▶ _Try it_
When a line below contains the word "value", it counts toward the total; give that total and nothing besides.

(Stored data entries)
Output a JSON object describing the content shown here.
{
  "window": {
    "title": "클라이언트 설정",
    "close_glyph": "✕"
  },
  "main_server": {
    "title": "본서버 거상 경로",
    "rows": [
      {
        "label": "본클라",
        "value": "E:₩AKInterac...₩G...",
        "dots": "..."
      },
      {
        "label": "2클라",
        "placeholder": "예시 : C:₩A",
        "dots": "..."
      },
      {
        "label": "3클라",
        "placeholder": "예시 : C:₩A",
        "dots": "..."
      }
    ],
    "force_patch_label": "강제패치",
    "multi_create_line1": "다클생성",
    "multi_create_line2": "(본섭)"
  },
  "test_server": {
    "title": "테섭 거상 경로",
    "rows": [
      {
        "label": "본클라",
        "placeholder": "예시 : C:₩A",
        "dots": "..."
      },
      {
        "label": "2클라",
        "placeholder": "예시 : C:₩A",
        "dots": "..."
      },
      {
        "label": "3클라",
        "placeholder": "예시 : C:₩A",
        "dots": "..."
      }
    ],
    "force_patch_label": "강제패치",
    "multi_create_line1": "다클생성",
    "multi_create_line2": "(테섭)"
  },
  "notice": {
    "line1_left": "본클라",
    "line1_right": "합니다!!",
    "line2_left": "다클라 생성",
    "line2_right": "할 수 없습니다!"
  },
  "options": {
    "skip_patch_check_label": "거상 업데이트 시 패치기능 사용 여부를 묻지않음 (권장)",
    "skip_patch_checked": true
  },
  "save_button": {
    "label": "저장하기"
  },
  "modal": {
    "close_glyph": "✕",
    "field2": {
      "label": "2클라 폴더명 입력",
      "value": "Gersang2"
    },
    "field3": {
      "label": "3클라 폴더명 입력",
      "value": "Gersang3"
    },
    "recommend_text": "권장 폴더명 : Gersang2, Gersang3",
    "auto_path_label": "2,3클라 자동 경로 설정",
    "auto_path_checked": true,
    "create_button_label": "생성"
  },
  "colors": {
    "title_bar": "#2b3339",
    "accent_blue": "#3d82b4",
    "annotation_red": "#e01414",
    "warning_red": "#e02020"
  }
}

▶ _Result_
3